▸ What you have to do
Keep only the lines of the material below that contain the word "this". Copy those lines.

# # # #

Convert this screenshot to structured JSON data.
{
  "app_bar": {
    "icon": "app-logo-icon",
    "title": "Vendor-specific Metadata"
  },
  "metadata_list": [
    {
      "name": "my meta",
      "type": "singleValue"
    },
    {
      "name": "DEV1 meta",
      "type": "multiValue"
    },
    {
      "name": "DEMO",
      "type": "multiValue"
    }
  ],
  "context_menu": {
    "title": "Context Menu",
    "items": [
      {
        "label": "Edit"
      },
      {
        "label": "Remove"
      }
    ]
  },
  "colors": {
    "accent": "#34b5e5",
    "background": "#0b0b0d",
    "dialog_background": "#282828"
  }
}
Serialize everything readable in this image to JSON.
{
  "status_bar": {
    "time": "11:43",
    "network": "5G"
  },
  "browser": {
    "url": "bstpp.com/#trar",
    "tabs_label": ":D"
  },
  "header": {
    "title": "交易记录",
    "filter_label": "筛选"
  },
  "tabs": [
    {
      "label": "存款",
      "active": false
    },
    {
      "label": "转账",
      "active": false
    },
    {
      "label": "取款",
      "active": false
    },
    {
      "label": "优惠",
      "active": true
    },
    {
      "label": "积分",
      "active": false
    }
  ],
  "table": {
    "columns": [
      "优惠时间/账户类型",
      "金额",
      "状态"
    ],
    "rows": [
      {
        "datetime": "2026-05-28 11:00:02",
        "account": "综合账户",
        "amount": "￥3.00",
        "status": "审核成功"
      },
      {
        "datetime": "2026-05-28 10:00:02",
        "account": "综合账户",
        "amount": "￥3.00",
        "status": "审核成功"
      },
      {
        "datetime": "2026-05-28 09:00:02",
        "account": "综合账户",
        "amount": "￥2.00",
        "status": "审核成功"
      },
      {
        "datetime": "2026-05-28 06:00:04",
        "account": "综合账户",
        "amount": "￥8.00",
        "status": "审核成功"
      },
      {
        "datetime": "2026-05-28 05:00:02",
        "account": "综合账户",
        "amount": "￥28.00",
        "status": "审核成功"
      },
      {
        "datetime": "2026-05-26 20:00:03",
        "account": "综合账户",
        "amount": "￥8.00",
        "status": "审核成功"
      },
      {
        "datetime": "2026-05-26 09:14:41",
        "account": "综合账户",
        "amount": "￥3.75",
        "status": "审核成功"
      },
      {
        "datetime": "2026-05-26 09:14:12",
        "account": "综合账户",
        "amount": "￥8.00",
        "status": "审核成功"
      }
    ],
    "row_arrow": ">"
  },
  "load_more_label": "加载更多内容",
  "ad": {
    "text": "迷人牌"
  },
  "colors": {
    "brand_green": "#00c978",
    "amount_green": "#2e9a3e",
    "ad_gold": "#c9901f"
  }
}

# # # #

▸ Answer below
Convert this screenshot to structured JSON data.
Serialize everything readable in this image to JSON.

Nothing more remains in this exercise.